Expressing “deep concern” over the attacks, the council “called on the Iranian authorities to protect diplomatic and consular property and personnel, and to respect fully their international obligations in this regard.”
Council members urged the sides to “maintain dialogue and take steps to reduce tensions in the region.”
Saudi Ambassador Abdallah al-Mouallimi had earlier urged the council to “take all appropriate measures to ensure the inviolability of diplomatic facilities and the protection of all Saudi diplomats in Iran.”
Riyadh also defended the execution of 47 men including Nimr, saying in a letter to UN Secretary General Ban Ki Moon that they were “granted fair and just trials without any consideration to their intellectual, racial or sectarian affiliation.”
International fears were growing that the Saudi-Iranian rift would derail peace efforts in Syria and Yemen and two UN envoys were dispatched to Riyadh to keep diplomatic gains afloat.
At Russia’s request, the council on Tuesday will discuss the conflict in Yemen after the Saudi-led coalition ended a ceasefire with Iran-backed rebels in the country.
Following angry exchanges over Saudi Arabia’s execution on Saturday of the Shi'ite cleric, Riyadh and then Bahrain and Sudan severed relations with Teheran, the main Shi'ite power.

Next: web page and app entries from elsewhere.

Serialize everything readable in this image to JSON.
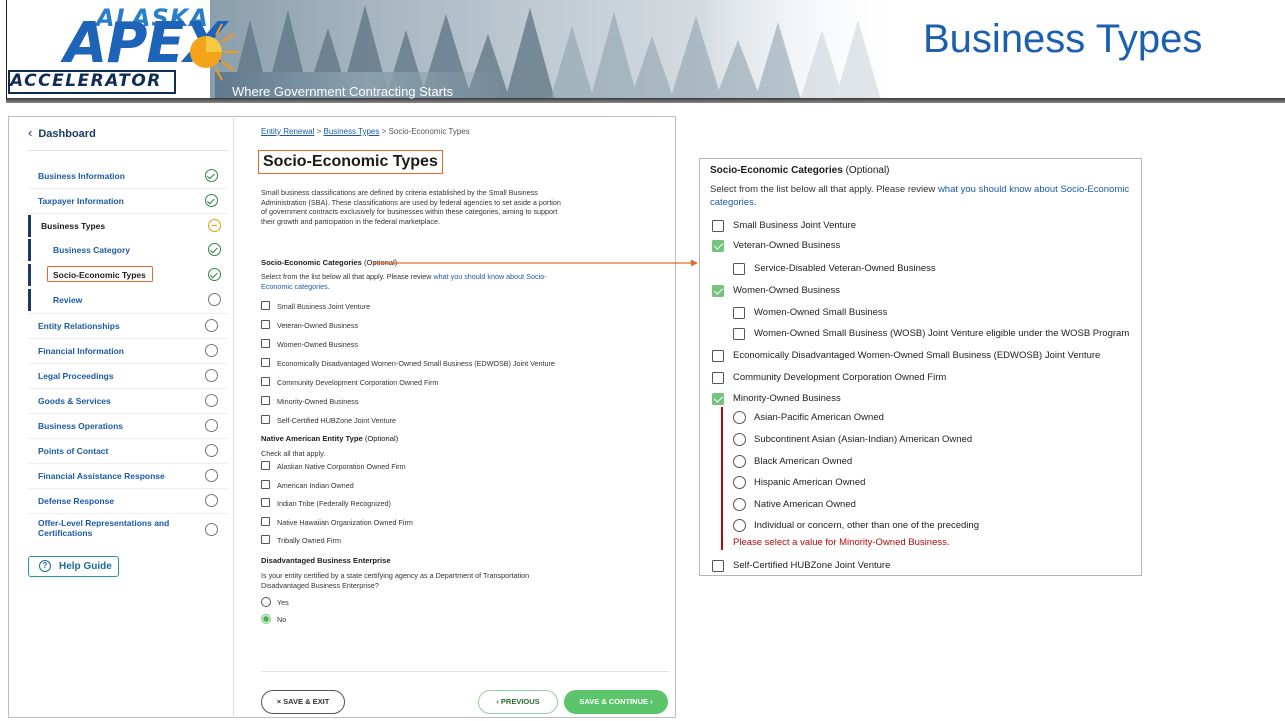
{
  "header": {
    "logo_top": "ALASKA",
    "logo_main": "APEX",
    "logo_bottom": "ACCELERATOR",
    "tagline": "Where Government Contracting Starts",
    "slide_title": "Business Types"
  },
  "sidebar": {
    "dashboard_label": "Dashboard",
    "items": [
      {
        "label": "Business Information",
        "status": "complete"
      },
      {
        "label": "Taxpayer Information",
        "status": "complete"
      },
      {
        "label": "Business Types",
        "status": "in-progress"
      },
      {
        "label": "Business Category",
        "status": "complete"
      },
      {
        "label": "Socio-Economic Types",
        "status": "complete"
      },
      {
        "label": "Review",
        "status": "not-started"
      },
      {
        "label": "Entity Relationships",
        "status": "not-started"
      },
      {
        "label": "Financial Information",
        "status": "not-started"
      },
      {
        "label": "Legal Proceedings",
        "status": "not-started"
      },
      {
        "label": "Goods & Services",
        "status": "not-started"
      },
      {
        "label": "Business Operations",
        "status": "not-started"
      },
      {
        "label": "Points of Contact",
        "status": "not-started"
      },
      {
        "label": "Financial Assistance Response",
        "status": "not-started"
      },
      {
        "label": "Defense Response",
        "status": "not-started"
      },
      {
        "label": "Offer-Level Representations and Certifications",
        "status": "not-started"
      }
    ],
    "help_label": "Help Guide"
  },
  "breadcrumb": {
    "items": [
      "Entity Renewal",
      "Business Types",
      "Socio-Economic Types"
    ],
    "separator": ">"
  },
  "form": {
    "page_title": "Socio-Economic Types",
    "intro": "Small business classifications are defined by criteria established by the Small Business Administration (SBA). These classifications are used by federal agencies to set aside a portion of government contracts exclusively for businesses within these categories, aiming to support their growth and participation in the federal marketplace.",
    "socio": {
      "heading": "Socio-Economic Categories",
      "optional": "(Optional)",
      "instruction": "Select from the list below all that apply. Please review ",
      "link": "what you should know about Socio-Economic categories",
      "options": [
        "Small Business Joint Venture",
        "Veteran-Owned Business",
        "Women-Owned Business",
        "Economically Disadvantaged Women-Owned Small Business (EDWOSB) Joint Venture",
        "Community Development Corporation Owned Firm",
        "Minority-Owned Business",
        "Self-Certified HUBZone Joint Venture"
      ]
    },
    "native": {
      "heading": "Native American Entity Type",
      "optional": "(Optional)",
      "instruction": "Check all that apply.",
      "options": [
        "Alaskan Native Corporation Owned Firm",
        "American Indian Owned",
        "Indian Tribe (Federally Recognized)",
        "Native Hawaiian Organization Owned Firm",
        "Tribally Owned Firm"
      ]
    },
    "dbe": {
      "heading": "Disadvantaged Business Enterprise",
      "question": "Is your entity certified by a state certifying agency as a Department of Transportation Disadvantaged Business Enterprise?",
      "options": [
        "Yes",
        "No"
      ],
      "selected": "No"
    },
    "buttons": {
      "exit": "× SAVE & EXIT",
      "previous": "‹ PREVIOUS",
      "next": "SAVE & CONTINUE ›"
    }
  },
  "zoom": {
    "heading": "Socio-Economic Categories",
    "optional": "(Optional)",
    "instruction": "Select from the list below all that apply. Please review ",
    "link": "what you should know about Socio-Economic categories",
    "period": ".",
    "items": [
      {
        "label": "Small Business Joint Venture",
        "checked": false
      },
      {
        "label": "Veteran-Owned Business",
        "checked": true
      },
      {
        "label": "Service-Disabled Veteran-Owned Business",
        "checked": false
      },
      {
        "label": "Women-Owned Business",
        "checked": true
      },
      {
        "label": "Women-Owned Small Business",
        "checked": false
      },
      {
        "label": "Women-Owned Small Business (WOSB) Joint Venture eligible under the WOSB Program",
        "checked": false
      },
      {
        "label": "Economically Disadvantaged Women-Owned Small Business (EDWOSB) Joint Venture",
        "checked": false
      },
      {
        "label": "Community Development Corporation Owned Firm",
        "checked": false
      },
      {
        "label": "Minority-Owned Business",
        "checked": true
      },
      {
        "label": "Self-Certified HUBZone Joint Venture",
        "checked": false
      }
    ],
    "minority_options": [
      "Asian-Pacific American Owned",
      "Subcontinent Asian (Asian-Indian) American Owned",
      "Black American Owned",
      "Hispanic American Owned",
      "Native American Owned",
      "Individual or concern, other than one of the preceding"
    ],
    "error": "Please select a value for Minority-Owned Business."
  },
  "colors": {
    "title_blue": "#1c5fb0",
    "link_blue": "#1b5aa6",
    "highlight_orange": "#e06a2c",
    "success_green": "#2e8540",
    "error_red": "#b50909"
  }
}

European countries and regional power Turkey voiced concerns over the row, while US Secretary of State John Kerry called his Iranian and Saudi counterparts and Moscow offered to act as an intermediary.